Task description: Copy out the lines beginning at the one with "What data populates" and ending at the last line of the data, both included; pictures stay out.
□ □ □ □ □ □ □
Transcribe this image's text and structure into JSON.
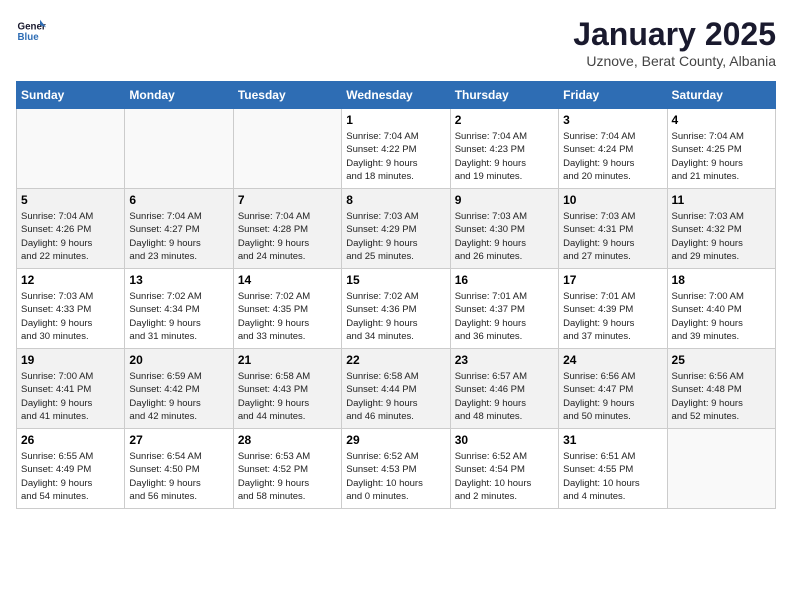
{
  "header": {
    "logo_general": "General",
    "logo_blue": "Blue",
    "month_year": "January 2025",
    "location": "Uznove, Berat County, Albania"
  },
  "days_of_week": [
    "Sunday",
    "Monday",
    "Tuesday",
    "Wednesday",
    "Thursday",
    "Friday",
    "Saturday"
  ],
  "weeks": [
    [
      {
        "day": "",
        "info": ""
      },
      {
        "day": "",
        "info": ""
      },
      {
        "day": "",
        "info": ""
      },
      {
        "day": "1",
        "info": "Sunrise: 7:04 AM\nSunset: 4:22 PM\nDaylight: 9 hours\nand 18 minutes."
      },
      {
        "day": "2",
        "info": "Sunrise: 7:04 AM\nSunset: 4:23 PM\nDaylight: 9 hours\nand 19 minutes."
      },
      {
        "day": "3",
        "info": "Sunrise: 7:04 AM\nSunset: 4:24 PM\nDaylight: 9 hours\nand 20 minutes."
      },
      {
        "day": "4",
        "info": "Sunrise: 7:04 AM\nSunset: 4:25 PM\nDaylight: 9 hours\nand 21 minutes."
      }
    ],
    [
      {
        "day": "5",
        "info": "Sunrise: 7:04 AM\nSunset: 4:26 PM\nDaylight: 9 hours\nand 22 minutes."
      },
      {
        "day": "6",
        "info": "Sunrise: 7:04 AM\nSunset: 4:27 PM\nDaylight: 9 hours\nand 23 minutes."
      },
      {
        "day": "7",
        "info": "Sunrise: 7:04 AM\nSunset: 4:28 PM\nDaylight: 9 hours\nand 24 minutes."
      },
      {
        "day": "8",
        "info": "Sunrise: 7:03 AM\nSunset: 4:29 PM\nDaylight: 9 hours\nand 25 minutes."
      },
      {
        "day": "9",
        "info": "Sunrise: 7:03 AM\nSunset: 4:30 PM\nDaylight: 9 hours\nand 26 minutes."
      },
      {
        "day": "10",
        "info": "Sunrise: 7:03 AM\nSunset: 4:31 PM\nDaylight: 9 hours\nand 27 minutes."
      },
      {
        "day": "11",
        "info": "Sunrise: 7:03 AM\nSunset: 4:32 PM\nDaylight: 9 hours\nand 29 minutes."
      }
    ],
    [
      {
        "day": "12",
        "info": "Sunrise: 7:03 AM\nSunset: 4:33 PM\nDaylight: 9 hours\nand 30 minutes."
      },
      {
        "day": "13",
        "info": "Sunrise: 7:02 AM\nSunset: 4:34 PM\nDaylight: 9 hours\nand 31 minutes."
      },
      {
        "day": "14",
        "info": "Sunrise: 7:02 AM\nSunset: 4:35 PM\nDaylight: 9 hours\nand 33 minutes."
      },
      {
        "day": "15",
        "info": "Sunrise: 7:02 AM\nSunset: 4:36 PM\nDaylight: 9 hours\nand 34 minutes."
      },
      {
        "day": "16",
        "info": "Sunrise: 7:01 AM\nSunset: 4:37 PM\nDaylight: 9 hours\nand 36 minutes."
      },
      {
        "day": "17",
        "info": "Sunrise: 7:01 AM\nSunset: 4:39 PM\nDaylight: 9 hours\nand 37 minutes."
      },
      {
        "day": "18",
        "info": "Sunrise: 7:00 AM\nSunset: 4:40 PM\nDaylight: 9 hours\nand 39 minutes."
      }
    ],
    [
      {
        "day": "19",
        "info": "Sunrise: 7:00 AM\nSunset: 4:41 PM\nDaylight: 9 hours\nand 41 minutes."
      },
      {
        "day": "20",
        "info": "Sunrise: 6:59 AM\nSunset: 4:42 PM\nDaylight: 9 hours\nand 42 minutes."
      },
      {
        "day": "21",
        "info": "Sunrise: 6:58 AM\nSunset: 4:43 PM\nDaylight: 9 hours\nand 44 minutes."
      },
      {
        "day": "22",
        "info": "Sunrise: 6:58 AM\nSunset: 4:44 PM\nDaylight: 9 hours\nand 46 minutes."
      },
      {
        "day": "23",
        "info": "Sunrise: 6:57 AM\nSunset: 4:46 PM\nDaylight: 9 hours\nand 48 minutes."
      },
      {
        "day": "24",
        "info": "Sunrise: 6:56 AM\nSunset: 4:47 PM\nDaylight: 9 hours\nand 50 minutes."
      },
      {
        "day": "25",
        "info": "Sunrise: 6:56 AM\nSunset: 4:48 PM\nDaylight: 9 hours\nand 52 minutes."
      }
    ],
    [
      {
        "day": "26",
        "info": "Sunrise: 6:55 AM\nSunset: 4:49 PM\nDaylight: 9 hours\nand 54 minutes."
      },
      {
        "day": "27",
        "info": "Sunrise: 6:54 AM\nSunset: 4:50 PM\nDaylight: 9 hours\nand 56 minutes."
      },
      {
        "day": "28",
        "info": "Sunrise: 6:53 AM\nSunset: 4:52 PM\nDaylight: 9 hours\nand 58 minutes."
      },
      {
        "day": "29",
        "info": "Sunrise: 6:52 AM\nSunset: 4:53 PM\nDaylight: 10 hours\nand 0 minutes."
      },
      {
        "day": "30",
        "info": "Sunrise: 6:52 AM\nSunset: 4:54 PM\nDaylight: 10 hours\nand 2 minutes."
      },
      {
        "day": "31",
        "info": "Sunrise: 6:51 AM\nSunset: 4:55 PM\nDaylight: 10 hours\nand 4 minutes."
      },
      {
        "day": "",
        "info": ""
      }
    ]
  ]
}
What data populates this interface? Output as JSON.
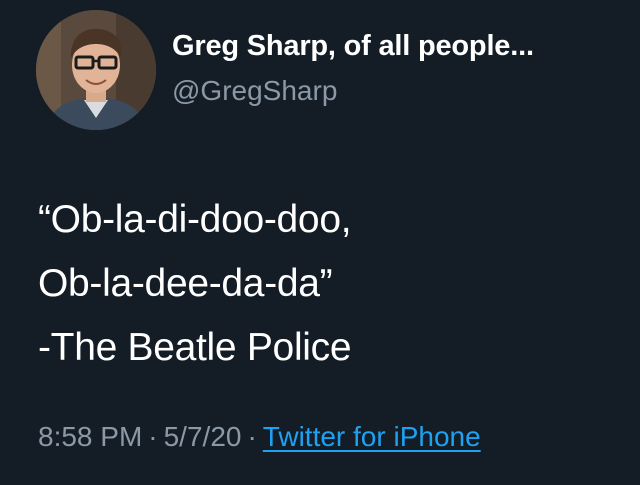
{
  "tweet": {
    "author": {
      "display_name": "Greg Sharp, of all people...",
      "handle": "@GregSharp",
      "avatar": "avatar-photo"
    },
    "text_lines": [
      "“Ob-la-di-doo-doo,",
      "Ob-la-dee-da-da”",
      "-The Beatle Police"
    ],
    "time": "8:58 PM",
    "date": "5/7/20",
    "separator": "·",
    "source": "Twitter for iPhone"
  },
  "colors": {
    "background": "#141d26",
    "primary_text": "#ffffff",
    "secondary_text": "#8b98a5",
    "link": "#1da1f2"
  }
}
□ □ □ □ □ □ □
Solution to this exercise:
What data populates this interface? Output as JSON.
{
  "tweet": {
    "author": {
      "display_name": "Greg Sharp, of all people...",
      "handle": "@GregSharp",
      "avatar": "avatar-photo"
    },
    "text_lines": [
      "“Ob-la-di-doo-doo,",
      "Ob-la-dee-da-da”",
      "-The Beatle Police"
    ],
    "time": "8:58 PM",
    "date": "5/7/20",
    "separator": "·",
    "source": "Twitter for iPhone"
  },
  "colors": {
    "background": "#141d26",
    "primary_text": "#ffffff",
    "secondary_text": "#8b98a5",
    "link": "#1da1f2"
  }
}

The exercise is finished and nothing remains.